I didn't like giving up a second round pick for Moore, but I thought he would be a good addition to the team last year. He was, and proved worthy of a second round pick, IMO. I lament his loss this season. So here's where a prospect has to step up, and not be like so many that haven't and been moved out.

I'd love to see Pouliot produce. I liked the trade immensely. Lats was never going to produce in Montreal like he did in Minny. I do wish him well there. I hope Pouliot stays and produces, and doesn't end up with the long list of failed prospects. He's loaded with talent - and size - IMO.

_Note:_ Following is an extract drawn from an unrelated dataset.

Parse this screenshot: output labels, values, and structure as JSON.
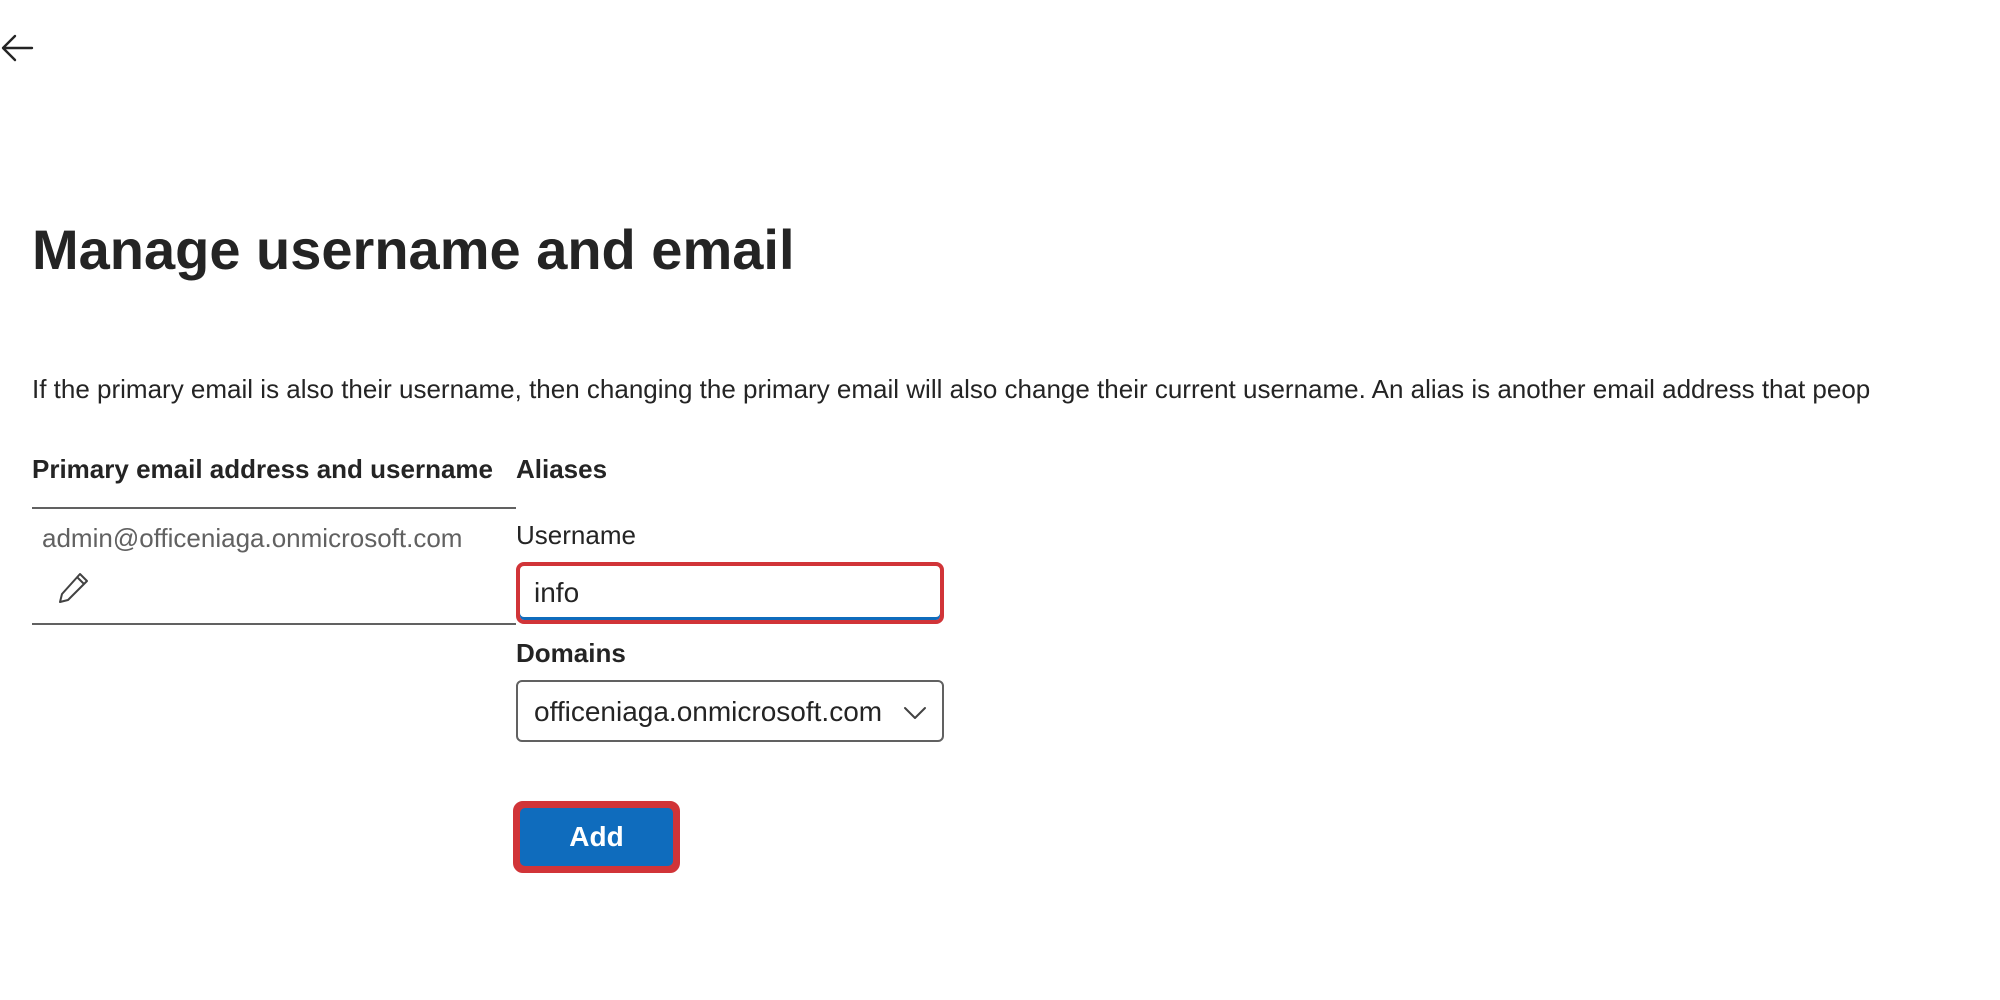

I'm a BIG Gorges fan, but I'd like to see Gionta as captain. Both never stop working, but Gionta is the bigger 'star player' IMO.

My favourite player growing up was The Big M, and I was thrilled when he beat out Bobby Hull for rookie of the year. That should date me. Long time Hab fan, BTW.

Keep up the great posts. They are so inciteful and well thought out, it is a joy reading them. Your journalist talent shows in spades. I check EVERY day (I am a bit of a Hab fanatic).

Thanks again, J.T. Best wishes to you, your non-hockey fan hubby, and kids.

pierre said...

Watching one of our playoff games last spring from Vancouver my sister's first impression on our team (her usual reference being the Canucks and whatever series they're in) was that they were.... fast, relentless, well organised... a treat to watch.

She is not moving back to Montreal but she'll be watching more of us..... hopefully our identity will keep developping around those lines.

Anonymous said...

The first game against the leafs should give a good indication of what the Habs identity will be. Burke's boys will try to murder the Canadiens and how they respond to the physical play will be interesting to watch. Although I was thrilled with the first two rounds of the playoffs, the Flyer series was very disappointing. I know the Habs were tired out by the back to back emotional 7 game series but their inability to give the Flyers a real battle leaves me pessimistic about the immediate future. The Habs will most likely be a bubble team not a contender for the foreseeable future. Having Moen as the only physical response is depressing. I feel sorry for the poor guy.

As far as Doan goes, he's good hockey player but a racist, so what are you gonna do?